With “Bowie” closing the first set of this show as well as 8/19/12, it’s hard not to have Bill Graham-sized expectations when the second set opens with “Crosseyed and Painless,” just as it did in San Francisco. This “Crosseyed” does not feature type-II jamming, but does segue sweetly into “McGrupp and The Watchful Hosemasters.” “McGrupp” is bookended by rough moments but flirts briefly with an unusual, up-tempo jam that fans of the song will want to add to their collection. As “McGrupp” drifts away, “Mike’s Song” bursts through the doorway. Even when it stays well within the box and lacks the sought-after second jam, “Mike’s Song” gets the feet moving and the glowsticks flying. It also teases the mind with possibilities. What will make up the meat of the “Mike’s Groove” sandwich? The tried and true “I Am Hydrogen?” A potentially beautiful “Simple?” Or something completely off the beaten path? I unfortunately have to admit that the answer to this question, “Bouncing Around the Room,” hits me like a punch in the gut. I don’t hate “Bouncin’,” but I think it pulls the rug out from under a set when deployed in this spot.
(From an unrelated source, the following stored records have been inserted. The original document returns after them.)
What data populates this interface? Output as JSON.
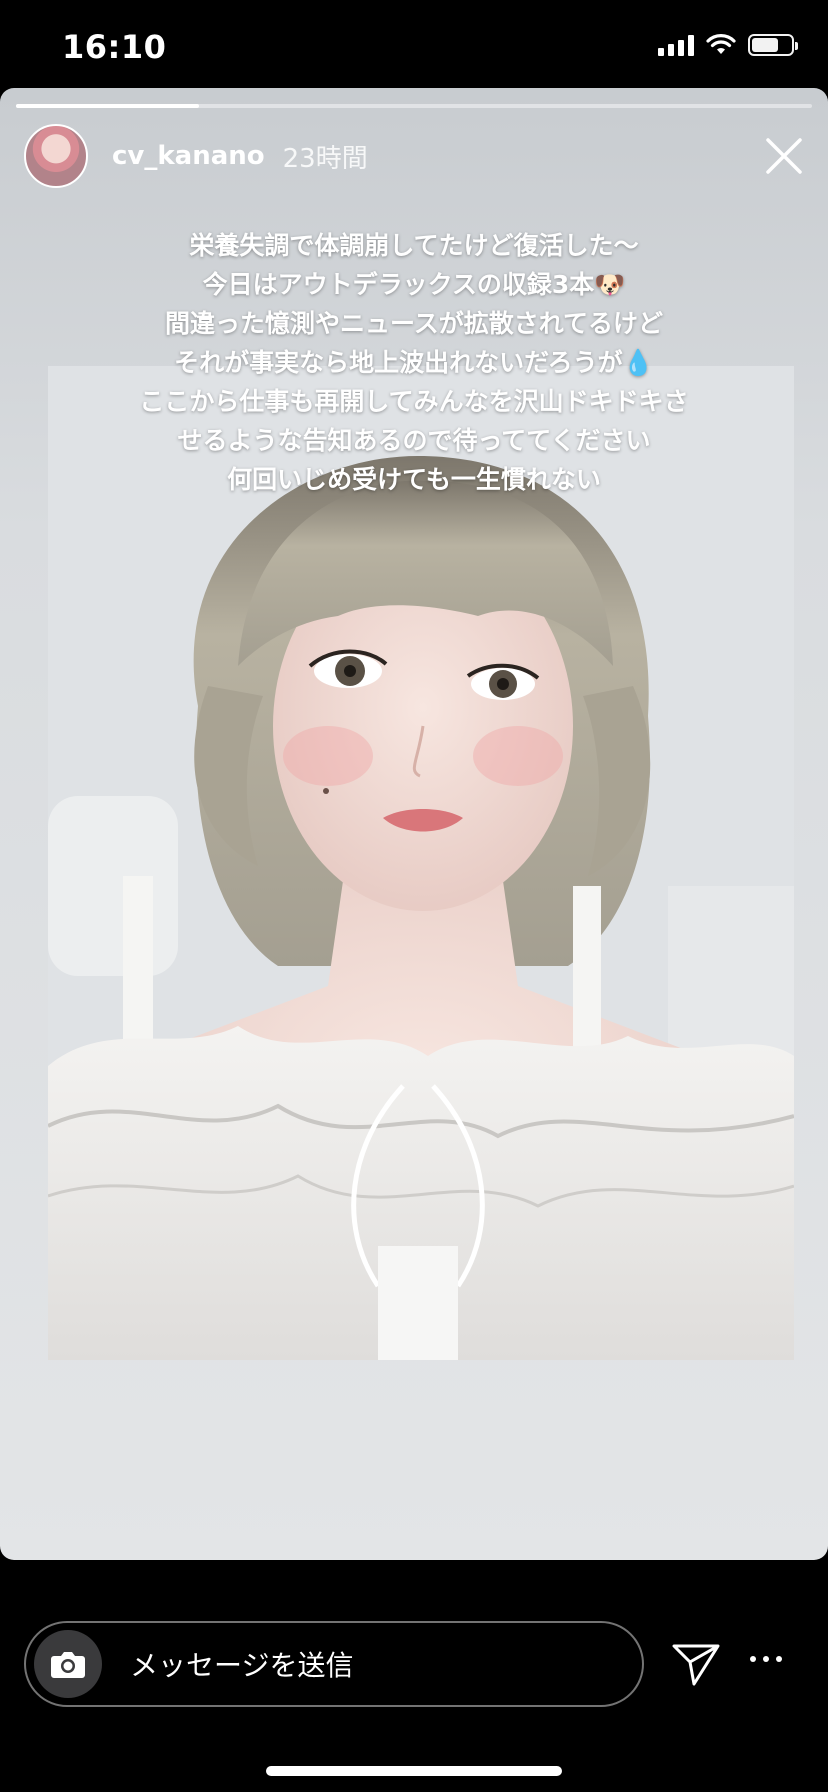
{
  "status_bar": {
    "time": "16:10"
  },
  "story": {
    "progress": 0.23,
    "username": "cv_kanano",
    "time_ago": "23時間",
    "caption_lines": [
      "栄養失調で体調崩してたけど復活した〜",
      "今日はアウトデラックスの収録3本🐶",
      "間違った憶測やニュースが拡散されてるけど",
      "それが事実なら地上波出れないだろうが💧",
      "ここから仕事も再開してみんなを沢山ドキドキさ",
      "せるような告知あるので待っててください",
      "何回いじめ受けても一生慣れない"
    ]
  },
  "bottom_bar": {
    "message_placeholder": "メッセージを送信"
  },
  "icons": {
    "close": "close-icon",
    "camera": "camera-icon",
    "send": "paper-plane-icon",
    "more": "more-dots-icon"
  }
}
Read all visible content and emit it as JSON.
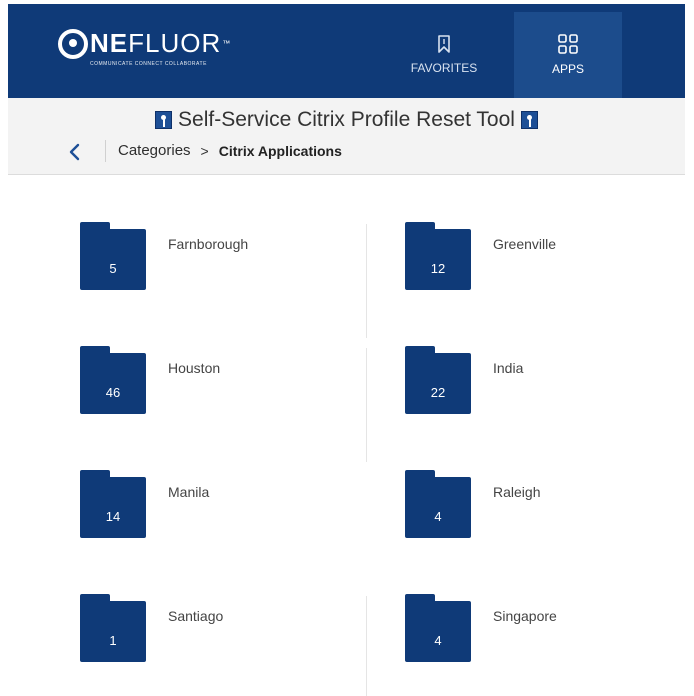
{
  "brand": {
    "name_part1": "NE",
    "name_part2": "FLUOR",
    "trademark": "™",
    "tagline": "COMMUNICATE  CONNECT  COLLABORATE"
  },
  "nav": {
    "tabs": [
      {
        "label": "FAVORITES",
        "icon": "bookmark-icon",
        "active": false
      },
      {
        "label": "APPS",
        "icon": "grid-icon",
        "active": true
      }
    ]
  },
  "page": {
    "title": "Self-Service Citrix Profile Reset Tool",
    "title_icon": "tool-icon",
    "breadcrumb": {
      "parent": "Categories",
      "current": "Citrix Applications"
    }
  },
  "categories": [
    {
      "name": "Farnborough",
      "count": "5"
    },
    {
      "name": "Greenville",
      "count": "12"
    },
    {
      "name": "Houston",
      "count": "46"
    },
    {
      "name": "India",
      "count": "22"
    },
    {
      "name": "Manila",
      "count": "14"
    },
    {
      "name": "Raleigh",
      "count": "4"
    },
    {
      "name": "Santiago",
      "count": "1"
    },
    {
      "name": "Singapore",
      "count": "4"
    }
  ],
  "colors": {
    "brand_navy": "#0f3a78",
    "active_tab": "#1c4c8c",
    "header_bg": "#f3f3f3"
  }
}
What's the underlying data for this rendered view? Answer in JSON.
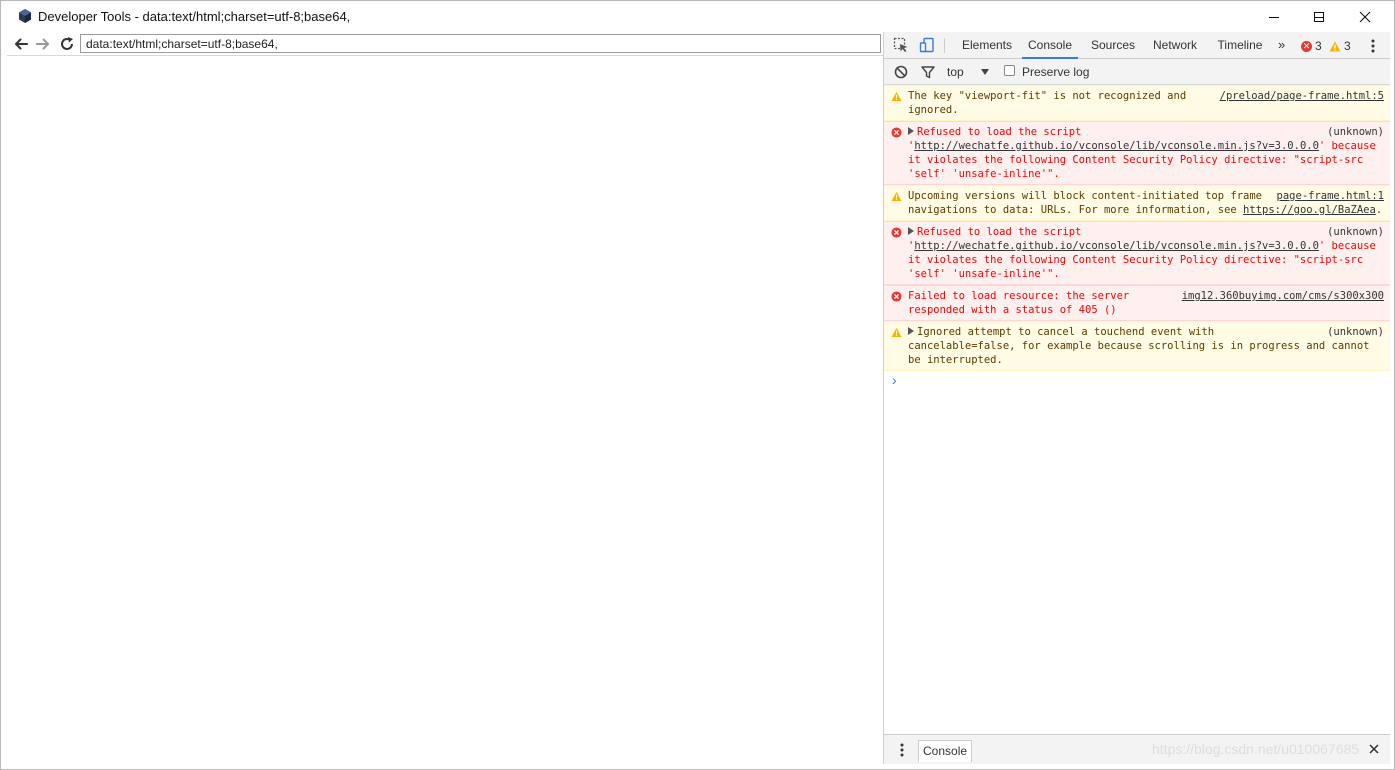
{
  "window": {
    "title": "Developer Tools - data:text/html;charset=utf-8;base64,"
  },
  "browser": {
    "url": "data:text/html;charset=utf-8;base64,"
  },
  "devtools": {
    "tabs": [
      {
        "label": "Elements",
        "active": false
      },
      {
        "label": "Console",
        "active": true
      },
      {
        "label": "Sources",
        "active": false
      },
      {
        "label": "Network",
        "active": false
      },
      {
        "label": "Timeline",
        "active": false
      }
    ],
    "more_tabs": "»",
    "error_count": "3",
    "warning_count": "3",
    "toolbar": {
      "context": "top",
      "preserve_log_label": "Preserve log",
      "preserve_log_checked": false
    },
    "messages": [
      {
        "level": "warning",
        "source": "/preload/page-frame.html:5",
        "text": "The key \"viewport-fit\" is not recognized and ignored."
      },
      {
        "level": "error",
        "source": "(unknown)",
        "expandable": true,
        "prefix": "Refused to load the script '",
        "link": "http://wechatfe.github.io/vconsole/lib/vconsole.min.js?v=3.0.0.0",
        "suffix": "' because it violates the following Content Security Policy directive: \"script-src 'self' 'unsafe-inline'\"."
      },
      {
        "level": "warning",
        "source": "page-frame.html:1",
        "prefix": "Upcoming versions will block content-initiated top frame navigations to data: URLs. For more information, see ",
        "link": "https://goo.gl/BaZAea",
        "suffix": "."
      },
      {
        "level": "error",
        "source": "(unknown)",
        "expandable": true,
        "prefix": "Refused to load the script '",
        "link": "http://wechatfe.github.io/vconsole/lib/vconsole.min.js?v=3.0.0.0",
        "suffix": "' because it violates the following Content Security Policy directive: \"script-src 'self' 'unsafe-inline'\"."
      },
      {
        "level": "error",
        "source": "img12.360buyimg.com/cms/s300x300",
        "text": "Failed to load resource: the server responded with a status of 405 ()"
      },
      {
        "level": "warning",
        "source": "(unknown)",
        "expandable": true,
        "text": "Ignored attempt to cancel a touchend event with cancelable=false, for example because scrolling is in progress and cannot be interrupted."
      }
    ],
    "prompt_symbol": "›",
    "drawer": {
      "tab_label": "Console"
    }
  },
  "watermark": "https://blog.csdn.net/u010067685",
  "colors": {
    "active_tab_underline": "#3879d9",
    "error_bg": "#fff0f0",
    "error_text": "#ff0000",
    "warning_bg": "#fffbe5",
    "warning_icon": "#f4b400"
  }
}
Fortunately, Trey picks things back up by tearing into “Axilla,” and just when you think you’ve got things figured out, he throws you a curve ball in the form of the first “Tweezer” ever to appear within “Mike’s Groove.”
This “Tweezer” evolves into an ambient groove which is admittedly less mesmerizing when listened to in the sober light of day than it was in the Chris Kuroda-painted amphitheater. It is pretty and perhaps still the musical highlight of the evening, but it is brief and not particularly risky. Concluding with whale song and space, “Tweezer” is followed by a version of “Harry Hood” which, while not poorly played, is more noteworthy for its placement than for its improvisation. Finishing “Hood,” Trey next delves into “The Horse” > “Silent in the Morning,” completing the slow song/jam song sandwich before “Weekapaug” completes the “Mike’s Groove.” The always happy-to-tease “Suzy Greenberg” contains several call backs to “Crosseyed and Painless” and closes the set on a high note, while the “Big Black Furry Creature From Mars,” “Tweezer Reprise” combo, complete with wild Trey antics, is a suitably crazy, throwback encore.
Sometimes you can’t fully appreciate how great the music is when you’re standing in a crowd of thousands, and sometimes the transcendent aspects of Phish overwhelm your ability to be critical. Charlotte probably will prove to be an example of the latter, in my case, once the 48 hour rule has expired. My recommendation, though, is to listen to the “Ocelot” and ponder where it might go in the future, check out the “Gin,” “Bowie,” and “Hood” and wonder what might have been, and experience the “Tweezer” to see if it moves you in the same way it first moved me. Above all, though, let it please you with a teaser of what comes next.